Joint Pain: Stiffness and Swelling
Joint pain is another symptom that can occur in individuals with leukemia. The abnormal white blood cells can accumulate in the joints, causing inflammation and pain. Patients may experience stiffness, swelling, and limited range of motion in the affected joints.
Night Sweats: Drenching Sweats During Sleep
Leukemia can cause night sweats, which are excessive sweating episodes that occur during sleep. These sweats can be drenching and may require changing clothes or bed sheets. Night sweats are often accompanied by other symptoms, such as fever or weight loss.
Shortness of Breath: Difficulty Breathing
Shortness of breath can occur in individuals with leukemia, particularly if the cancer cells infiltrate the lungs or if there is a low red blood cell count. The lack of oxygen in the body can lead to difficulty breathing, even with minimal exertion. If you experience persistent shortness of breath, it is important to seek medical attention.
Treatment Options for Leukemia
The treatment for leukemia depends on several factors, including the type of leukemia, the patient’s age, and overall health.

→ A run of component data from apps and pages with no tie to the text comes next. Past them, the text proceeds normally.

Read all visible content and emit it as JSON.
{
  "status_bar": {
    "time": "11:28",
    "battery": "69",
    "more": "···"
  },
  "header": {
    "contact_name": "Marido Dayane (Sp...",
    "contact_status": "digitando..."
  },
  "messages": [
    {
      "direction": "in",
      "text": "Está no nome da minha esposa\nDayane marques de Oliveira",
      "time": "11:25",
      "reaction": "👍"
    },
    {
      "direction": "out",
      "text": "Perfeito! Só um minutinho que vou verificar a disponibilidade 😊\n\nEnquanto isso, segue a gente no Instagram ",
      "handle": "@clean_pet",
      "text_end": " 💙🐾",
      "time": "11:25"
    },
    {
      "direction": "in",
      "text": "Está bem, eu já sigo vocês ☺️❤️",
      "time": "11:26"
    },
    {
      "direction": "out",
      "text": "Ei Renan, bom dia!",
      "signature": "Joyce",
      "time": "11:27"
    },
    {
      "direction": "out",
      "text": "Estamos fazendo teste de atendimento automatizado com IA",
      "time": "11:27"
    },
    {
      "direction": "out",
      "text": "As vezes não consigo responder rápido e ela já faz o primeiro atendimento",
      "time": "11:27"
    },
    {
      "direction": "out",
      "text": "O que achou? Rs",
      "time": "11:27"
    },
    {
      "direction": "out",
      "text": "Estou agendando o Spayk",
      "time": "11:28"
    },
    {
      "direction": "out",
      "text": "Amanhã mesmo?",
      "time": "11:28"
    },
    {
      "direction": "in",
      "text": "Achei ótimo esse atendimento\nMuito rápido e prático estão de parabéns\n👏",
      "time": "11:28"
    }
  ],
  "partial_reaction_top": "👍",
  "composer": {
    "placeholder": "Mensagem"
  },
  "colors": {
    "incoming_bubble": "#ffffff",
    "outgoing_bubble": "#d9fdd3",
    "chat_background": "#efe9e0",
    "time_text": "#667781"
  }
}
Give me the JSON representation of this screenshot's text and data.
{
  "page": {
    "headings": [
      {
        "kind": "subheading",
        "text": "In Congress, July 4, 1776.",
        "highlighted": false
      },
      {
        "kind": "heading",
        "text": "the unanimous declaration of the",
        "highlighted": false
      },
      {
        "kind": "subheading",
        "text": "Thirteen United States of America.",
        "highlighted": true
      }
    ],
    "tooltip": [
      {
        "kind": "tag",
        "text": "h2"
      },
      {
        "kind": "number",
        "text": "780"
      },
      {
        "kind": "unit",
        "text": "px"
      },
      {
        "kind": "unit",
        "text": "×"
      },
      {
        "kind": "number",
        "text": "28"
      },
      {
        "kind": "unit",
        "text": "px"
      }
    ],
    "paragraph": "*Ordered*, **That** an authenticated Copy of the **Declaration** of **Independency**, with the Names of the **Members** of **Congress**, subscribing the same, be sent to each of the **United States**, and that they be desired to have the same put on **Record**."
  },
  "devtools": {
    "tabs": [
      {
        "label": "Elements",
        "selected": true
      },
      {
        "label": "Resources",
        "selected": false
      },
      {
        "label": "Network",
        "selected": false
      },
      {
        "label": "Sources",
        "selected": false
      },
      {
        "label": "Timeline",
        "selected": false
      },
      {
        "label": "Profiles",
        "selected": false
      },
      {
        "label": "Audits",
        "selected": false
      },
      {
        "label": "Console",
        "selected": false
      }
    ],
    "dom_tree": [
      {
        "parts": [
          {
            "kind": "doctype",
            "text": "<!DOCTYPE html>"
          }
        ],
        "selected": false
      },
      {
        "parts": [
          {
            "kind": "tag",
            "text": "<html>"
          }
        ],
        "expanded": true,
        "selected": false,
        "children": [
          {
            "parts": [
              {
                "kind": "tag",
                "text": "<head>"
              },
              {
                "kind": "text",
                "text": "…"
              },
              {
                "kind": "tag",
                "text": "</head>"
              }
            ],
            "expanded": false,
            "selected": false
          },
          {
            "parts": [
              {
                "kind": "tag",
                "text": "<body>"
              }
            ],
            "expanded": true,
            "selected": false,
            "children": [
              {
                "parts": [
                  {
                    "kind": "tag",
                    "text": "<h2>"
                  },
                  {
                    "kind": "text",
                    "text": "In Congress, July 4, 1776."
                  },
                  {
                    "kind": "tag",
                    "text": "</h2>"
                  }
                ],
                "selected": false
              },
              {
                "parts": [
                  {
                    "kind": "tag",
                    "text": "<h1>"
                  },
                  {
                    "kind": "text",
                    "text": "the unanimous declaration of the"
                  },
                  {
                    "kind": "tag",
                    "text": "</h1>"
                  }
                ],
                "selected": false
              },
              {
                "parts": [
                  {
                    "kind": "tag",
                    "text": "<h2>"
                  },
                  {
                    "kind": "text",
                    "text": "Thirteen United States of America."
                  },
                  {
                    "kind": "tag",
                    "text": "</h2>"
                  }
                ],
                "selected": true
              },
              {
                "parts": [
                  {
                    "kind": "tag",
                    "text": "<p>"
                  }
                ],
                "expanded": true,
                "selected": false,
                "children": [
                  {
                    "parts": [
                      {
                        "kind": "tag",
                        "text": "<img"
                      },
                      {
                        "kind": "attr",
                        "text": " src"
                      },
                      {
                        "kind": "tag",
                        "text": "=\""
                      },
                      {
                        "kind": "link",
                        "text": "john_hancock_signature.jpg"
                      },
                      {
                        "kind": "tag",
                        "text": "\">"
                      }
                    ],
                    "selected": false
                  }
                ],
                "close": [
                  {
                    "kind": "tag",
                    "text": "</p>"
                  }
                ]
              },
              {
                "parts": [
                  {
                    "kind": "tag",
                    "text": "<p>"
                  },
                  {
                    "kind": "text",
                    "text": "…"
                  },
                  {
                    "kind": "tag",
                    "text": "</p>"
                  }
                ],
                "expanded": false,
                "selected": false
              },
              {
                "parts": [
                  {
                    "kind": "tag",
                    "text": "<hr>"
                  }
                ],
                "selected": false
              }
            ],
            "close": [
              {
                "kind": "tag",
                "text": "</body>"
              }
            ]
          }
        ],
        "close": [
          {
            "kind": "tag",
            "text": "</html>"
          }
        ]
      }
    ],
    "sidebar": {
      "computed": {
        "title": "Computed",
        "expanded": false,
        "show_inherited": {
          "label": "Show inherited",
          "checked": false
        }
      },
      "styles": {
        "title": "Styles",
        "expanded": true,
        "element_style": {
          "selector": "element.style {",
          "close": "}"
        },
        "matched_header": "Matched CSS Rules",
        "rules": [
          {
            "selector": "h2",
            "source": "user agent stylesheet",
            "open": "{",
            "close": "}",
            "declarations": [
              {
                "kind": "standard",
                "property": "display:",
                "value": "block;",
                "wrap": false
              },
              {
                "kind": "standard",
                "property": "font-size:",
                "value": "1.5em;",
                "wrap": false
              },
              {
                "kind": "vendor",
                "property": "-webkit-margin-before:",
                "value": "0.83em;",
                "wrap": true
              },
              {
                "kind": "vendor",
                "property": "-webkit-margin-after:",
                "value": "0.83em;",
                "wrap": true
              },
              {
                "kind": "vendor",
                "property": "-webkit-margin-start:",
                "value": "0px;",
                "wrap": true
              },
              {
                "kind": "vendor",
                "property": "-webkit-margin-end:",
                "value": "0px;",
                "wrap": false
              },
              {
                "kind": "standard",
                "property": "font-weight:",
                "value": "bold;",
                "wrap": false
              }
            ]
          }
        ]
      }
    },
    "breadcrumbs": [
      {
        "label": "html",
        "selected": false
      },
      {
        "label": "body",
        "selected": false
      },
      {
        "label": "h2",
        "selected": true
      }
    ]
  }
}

Common treatment options include:
- Chemotherapy: The use of powerful drugs to kill cancer cells.
- Targeted therapy: Medications that specifically target cancer cells.
- Radiation therapy: The use of high-energy radiation to destroy cancer cells.
- Stem cell transplant: The replacement of diseased bone marrow with healthy stem cells.
It is important to consult with a healthcare professional to determine the most appropriate treatment plan for each individual case.
Prevention and Lifestyle Tips
While there is no guaranteed way to prevent leukemia, there are steps individuals can take to reduce their risk:
- Avoid exposure to harmful chemicals and toxins.
- Maintain a healthy lifestyle with a balanced diet and regular exercise.
- Quit smoking and avoid secondhand smoke.
- Protect yourself from radiation exposure.
- Stay up to date with vaccinations.
It is important to note that these tips may not guarantee the prevention of leukemia, but they can contribute to overall health and well-being.
Leukemia is a complex and challenging disease that affects the blood and bone marrow. It presents with various symptoms, including fatigue, fever, frequent infections, weight loss, swollen lymph nodes, easy bruising or bleeding, bone pain, joint pain, night sweats, and shortness of breath. Early detection and prompt medical intervention are crucial for improving outcomes. If you or someone you know is experiencing any of these symptoms, it is important to seek medical attention for a proper diagnosis and treatment plan.